> _What you need to do_:
Find the word "screenshot" in the data, then copy each line where it is found.

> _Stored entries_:
-.-.-

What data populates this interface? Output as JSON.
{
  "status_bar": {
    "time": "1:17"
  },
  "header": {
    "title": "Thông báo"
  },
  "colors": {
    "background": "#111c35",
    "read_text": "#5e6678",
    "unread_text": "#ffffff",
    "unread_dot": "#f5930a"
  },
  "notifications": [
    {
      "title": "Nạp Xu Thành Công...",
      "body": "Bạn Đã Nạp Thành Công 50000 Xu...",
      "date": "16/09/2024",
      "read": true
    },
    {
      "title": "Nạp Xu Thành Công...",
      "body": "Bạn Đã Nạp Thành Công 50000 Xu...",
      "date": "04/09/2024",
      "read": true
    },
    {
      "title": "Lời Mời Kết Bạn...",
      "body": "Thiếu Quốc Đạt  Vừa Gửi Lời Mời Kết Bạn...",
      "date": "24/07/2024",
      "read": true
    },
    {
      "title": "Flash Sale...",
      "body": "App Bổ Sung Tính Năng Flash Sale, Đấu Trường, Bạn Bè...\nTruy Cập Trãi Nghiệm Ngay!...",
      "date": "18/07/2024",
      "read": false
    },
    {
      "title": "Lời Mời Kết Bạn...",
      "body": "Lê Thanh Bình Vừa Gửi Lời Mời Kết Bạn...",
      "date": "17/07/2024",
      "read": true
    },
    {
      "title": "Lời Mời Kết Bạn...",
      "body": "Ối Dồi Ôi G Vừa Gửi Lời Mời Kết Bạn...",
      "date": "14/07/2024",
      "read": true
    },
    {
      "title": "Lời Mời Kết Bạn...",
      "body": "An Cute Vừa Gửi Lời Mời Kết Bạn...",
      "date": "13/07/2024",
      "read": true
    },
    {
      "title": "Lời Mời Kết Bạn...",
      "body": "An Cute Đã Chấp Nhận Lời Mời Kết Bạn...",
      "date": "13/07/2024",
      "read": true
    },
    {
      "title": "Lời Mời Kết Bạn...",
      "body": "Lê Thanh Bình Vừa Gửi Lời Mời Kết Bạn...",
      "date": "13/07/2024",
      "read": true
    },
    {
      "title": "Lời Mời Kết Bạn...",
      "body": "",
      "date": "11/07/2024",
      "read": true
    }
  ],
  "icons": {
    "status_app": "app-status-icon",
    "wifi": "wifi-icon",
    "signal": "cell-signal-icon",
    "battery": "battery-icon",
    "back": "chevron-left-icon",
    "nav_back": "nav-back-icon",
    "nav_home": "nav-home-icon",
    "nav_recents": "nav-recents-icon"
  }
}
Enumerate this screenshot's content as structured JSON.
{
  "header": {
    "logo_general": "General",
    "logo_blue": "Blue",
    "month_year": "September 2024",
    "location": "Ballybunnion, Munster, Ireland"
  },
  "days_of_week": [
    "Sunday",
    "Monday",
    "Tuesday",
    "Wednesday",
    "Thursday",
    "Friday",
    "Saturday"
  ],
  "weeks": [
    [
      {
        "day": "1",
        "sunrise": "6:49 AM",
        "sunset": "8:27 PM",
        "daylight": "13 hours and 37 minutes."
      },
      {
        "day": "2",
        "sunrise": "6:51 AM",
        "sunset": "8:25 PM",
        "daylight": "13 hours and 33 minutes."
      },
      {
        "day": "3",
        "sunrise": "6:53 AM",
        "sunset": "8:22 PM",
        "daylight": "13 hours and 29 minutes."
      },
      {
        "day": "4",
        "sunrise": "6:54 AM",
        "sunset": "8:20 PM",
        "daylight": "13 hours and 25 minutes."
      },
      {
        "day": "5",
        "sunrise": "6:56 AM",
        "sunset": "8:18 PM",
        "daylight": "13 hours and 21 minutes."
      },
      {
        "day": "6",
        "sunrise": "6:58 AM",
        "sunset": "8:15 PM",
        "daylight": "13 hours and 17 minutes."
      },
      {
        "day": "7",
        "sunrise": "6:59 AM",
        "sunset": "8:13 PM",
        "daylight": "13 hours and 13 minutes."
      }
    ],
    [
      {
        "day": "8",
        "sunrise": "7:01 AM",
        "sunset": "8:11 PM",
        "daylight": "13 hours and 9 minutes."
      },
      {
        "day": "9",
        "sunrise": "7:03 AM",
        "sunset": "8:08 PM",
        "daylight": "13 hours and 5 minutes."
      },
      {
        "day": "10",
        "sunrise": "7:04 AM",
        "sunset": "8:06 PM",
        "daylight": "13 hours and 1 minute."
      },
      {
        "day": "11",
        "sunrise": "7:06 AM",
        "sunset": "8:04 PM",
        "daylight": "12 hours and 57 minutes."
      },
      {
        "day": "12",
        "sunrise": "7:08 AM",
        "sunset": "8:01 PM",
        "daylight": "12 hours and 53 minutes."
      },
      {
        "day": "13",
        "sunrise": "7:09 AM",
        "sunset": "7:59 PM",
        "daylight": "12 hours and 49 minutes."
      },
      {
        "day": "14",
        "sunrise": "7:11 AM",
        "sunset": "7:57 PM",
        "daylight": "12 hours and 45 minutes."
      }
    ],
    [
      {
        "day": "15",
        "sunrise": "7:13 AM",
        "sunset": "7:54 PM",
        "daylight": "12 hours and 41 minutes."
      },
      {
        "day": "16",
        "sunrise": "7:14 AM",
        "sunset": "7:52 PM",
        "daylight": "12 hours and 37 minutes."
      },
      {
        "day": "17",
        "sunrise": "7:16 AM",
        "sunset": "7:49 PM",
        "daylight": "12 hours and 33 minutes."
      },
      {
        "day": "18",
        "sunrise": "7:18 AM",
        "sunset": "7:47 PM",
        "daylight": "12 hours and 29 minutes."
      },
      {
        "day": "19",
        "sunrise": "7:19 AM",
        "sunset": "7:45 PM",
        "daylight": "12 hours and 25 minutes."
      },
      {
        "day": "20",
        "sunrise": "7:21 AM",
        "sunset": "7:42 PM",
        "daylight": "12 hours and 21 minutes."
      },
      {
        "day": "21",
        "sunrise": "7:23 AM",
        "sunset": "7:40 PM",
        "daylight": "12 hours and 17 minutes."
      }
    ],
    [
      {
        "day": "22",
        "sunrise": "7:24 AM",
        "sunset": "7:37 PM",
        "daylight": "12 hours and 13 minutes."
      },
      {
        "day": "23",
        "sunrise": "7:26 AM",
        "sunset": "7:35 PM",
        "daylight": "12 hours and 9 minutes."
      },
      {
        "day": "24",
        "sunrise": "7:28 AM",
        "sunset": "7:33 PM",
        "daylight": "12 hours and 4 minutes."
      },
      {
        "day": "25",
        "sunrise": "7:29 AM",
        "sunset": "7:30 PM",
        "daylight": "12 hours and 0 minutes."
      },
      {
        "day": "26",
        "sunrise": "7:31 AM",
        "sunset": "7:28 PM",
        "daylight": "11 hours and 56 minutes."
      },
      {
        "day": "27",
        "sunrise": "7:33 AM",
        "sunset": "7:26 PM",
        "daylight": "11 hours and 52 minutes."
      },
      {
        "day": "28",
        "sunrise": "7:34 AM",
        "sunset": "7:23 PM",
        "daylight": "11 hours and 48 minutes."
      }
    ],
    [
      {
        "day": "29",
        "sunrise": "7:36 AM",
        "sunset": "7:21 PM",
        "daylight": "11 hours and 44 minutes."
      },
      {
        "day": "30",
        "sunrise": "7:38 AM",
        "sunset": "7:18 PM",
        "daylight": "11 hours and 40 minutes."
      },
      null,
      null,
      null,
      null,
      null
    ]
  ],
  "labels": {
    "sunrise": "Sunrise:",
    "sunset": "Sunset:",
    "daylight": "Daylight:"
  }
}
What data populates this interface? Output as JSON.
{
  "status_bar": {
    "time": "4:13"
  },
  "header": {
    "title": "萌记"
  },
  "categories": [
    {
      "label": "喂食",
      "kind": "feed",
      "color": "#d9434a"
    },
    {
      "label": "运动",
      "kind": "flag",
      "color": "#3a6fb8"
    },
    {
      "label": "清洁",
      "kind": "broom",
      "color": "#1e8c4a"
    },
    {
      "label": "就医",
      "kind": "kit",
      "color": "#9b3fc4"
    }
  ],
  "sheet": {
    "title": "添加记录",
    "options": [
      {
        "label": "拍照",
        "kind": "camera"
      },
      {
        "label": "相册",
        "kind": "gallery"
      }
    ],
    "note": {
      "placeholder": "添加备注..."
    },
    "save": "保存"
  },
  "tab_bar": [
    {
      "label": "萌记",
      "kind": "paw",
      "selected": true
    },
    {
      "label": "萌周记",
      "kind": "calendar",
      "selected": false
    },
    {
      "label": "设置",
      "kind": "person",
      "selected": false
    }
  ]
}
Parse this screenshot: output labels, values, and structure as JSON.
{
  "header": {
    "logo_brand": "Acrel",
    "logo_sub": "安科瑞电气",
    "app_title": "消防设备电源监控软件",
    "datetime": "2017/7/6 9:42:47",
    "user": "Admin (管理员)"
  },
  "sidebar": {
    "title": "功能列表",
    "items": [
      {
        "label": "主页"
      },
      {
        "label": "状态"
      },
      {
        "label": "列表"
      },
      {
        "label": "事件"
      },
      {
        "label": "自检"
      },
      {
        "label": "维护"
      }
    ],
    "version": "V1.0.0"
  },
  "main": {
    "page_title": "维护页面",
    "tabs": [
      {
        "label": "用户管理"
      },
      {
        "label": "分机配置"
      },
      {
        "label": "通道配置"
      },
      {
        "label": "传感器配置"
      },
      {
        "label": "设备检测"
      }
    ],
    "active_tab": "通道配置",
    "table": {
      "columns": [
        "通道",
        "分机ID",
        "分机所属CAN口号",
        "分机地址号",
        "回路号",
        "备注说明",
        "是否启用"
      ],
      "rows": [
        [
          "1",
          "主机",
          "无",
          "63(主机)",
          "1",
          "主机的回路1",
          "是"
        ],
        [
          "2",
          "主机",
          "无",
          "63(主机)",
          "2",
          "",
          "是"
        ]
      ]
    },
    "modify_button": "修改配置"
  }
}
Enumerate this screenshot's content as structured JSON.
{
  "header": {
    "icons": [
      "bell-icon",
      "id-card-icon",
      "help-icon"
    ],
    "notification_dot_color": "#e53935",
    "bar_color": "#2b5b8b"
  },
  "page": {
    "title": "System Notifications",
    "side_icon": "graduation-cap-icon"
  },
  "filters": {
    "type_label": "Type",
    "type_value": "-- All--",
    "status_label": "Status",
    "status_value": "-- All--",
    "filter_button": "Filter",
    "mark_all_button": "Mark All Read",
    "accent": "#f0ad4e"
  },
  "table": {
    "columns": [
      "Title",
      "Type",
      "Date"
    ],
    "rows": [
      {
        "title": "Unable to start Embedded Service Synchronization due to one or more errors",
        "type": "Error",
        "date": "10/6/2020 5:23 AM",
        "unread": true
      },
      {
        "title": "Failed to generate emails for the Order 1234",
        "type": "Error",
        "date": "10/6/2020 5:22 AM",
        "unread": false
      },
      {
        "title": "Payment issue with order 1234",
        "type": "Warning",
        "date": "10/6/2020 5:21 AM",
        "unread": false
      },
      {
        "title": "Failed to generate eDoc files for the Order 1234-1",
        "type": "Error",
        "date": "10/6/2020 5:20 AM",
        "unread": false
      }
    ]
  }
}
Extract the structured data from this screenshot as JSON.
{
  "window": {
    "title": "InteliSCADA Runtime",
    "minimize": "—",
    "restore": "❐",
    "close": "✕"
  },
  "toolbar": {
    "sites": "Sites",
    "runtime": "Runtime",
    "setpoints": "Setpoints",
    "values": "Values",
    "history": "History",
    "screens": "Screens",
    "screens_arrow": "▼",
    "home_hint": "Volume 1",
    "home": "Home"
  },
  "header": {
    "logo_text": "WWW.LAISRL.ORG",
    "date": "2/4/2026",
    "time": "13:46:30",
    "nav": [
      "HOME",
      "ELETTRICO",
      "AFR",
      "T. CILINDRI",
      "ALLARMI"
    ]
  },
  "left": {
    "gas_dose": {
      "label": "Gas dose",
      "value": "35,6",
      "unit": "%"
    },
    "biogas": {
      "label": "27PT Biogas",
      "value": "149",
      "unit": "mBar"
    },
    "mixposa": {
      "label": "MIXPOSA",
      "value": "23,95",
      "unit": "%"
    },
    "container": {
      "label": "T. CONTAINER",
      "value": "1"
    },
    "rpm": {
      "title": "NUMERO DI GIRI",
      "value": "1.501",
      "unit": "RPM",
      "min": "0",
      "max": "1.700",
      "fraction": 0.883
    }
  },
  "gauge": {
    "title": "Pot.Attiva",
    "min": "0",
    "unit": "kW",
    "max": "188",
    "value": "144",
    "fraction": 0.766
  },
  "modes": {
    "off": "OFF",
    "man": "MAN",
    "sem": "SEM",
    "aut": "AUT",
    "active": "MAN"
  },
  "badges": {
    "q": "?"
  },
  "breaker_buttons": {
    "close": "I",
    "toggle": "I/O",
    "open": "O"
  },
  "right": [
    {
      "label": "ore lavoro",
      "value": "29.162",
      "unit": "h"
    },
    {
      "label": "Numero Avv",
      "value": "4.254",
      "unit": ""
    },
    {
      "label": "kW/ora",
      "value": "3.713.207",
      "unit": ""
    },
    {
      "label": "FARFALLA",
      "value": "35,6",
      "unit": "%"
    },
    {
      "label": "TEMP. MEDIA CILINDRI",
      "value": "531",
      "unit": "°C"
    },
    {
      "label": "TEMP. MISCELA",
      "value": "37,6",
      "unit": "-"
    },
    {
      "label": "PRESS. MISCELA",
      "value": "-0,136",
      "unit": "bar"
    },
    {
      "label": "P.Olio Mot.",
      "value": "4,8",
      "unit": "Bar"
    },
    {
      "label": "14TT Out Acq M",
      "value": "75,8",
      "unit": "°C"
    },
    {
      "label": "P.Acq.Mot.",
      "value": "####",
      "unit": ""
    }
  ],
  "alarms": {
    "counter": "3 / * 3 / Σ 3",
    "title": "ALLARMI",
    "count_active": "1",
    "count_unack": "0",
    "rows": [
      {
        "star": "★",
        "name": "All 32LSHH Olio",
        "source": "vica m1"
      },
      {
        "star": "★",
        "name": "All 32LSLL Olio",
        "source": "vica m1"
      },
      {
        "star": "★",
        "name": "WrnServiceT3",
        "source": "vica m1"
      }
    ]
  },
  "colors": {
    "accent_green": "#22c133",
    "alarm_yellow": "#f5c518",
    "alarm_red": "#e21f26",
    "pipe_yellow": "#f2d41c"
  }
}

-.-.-

> _Answer to this task_:
Enumerate this screenshot's content as structured JSON.
Parse this screenshot: output labels, values, and structure as JSON.
Enumerate this screenshot's content as structured JSON.
Extract the structured data from this screenshot as JSON.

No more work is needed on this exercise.